*** Block opens ***
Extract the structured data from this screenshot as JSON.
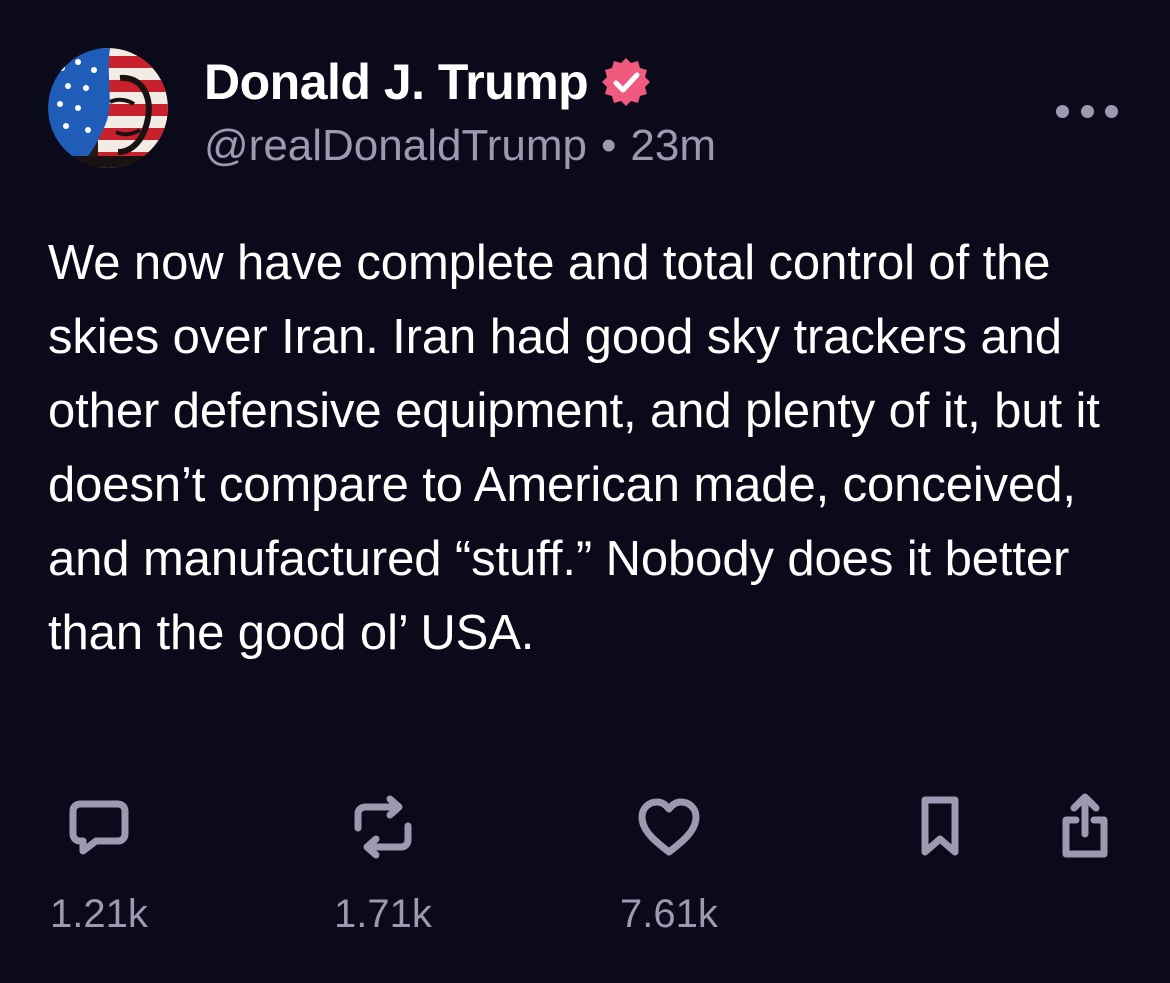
{
  "post": {
    "author": {
      "display_name": "Donald J. Trump",
      "handle": "@realDonaldTrump",
      "verified": true,
      "avatar_icon": "avatar-flag-face"
    },
    "separator": "•",
    "timestamp": "23m",
    "more_icon": "ellipsis-icon",
    "text": "We now have complete and total control of the skies over Iran. Iran had good sky trackers and other defensive equipment, and plenty of it, but it doesn’t compare to American made, conceived, and manufactured “stuff.” Nobody does it better than the good ol’ USA.",
    "actions": {
      "reply": {
        "icon": "comment-icon",
        "count": "1.21k"
      },
      "repost": {
        "icon": "repost-icon",
        "count": "1.71k"
      },
      "like": {
        "icon": "heart-icon",
        "count": "7.61k"
      },
      "bookmark": {
        "icon": "bookmark-icon"
      },
      "share": {
        "icon": "share-icon"
      }
    }
  },
  "colors": {
    "background": "#0b0a1a",
    "text_primary": "#ffffff",
    "text_secondary": "#9b9ab0",
    "verified_badge": "#f05a7e"
  }
}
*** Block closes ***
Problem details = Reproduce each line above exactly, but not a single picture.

Result of this exercise =
Extract the structured data from this screenshot as JSON.
{
  "post": {
    "author": {
      "display_name": "Donald J. Trump",
      "handle": "@realDonaldTrump",
      "verified": true,
      "avatar_icon": "avatar-flag-face"
    },
    "separator": "•",
    "timestamp": "23m",
    "more_icon": "ellipsis-icon",
    "text": "We now have complete and total control of the skies over Iran. Iran had good sky trackers and other defensive equipment, and plenty of it, but it doesn’t compare to American made, conceived, and manufactured “stuff.” Nobody does it better than the good ol’ USA.",
    "actions": {
      "reply": {
        "icon": "comment-icon",
        "count": "1.21k"
      },
      "repost": {
        "icon": "repost-icon",
        "count": "1.71k"
      },
      "like": {
        "icon": "heart-icon",
        "count": "7.61k"
      },
      "bookmark": {
        "icon": "bookmark-icon"
      },
      "share": {
        "icon": "share-icon"
      }
    }
  },
  "colors": {
    "background": "#0b0a1a",
    "text_primary": "#ffffff",
    "text_secondary": "#9b9ab0",
    "verified_badge": "#f05a7e"
  }
}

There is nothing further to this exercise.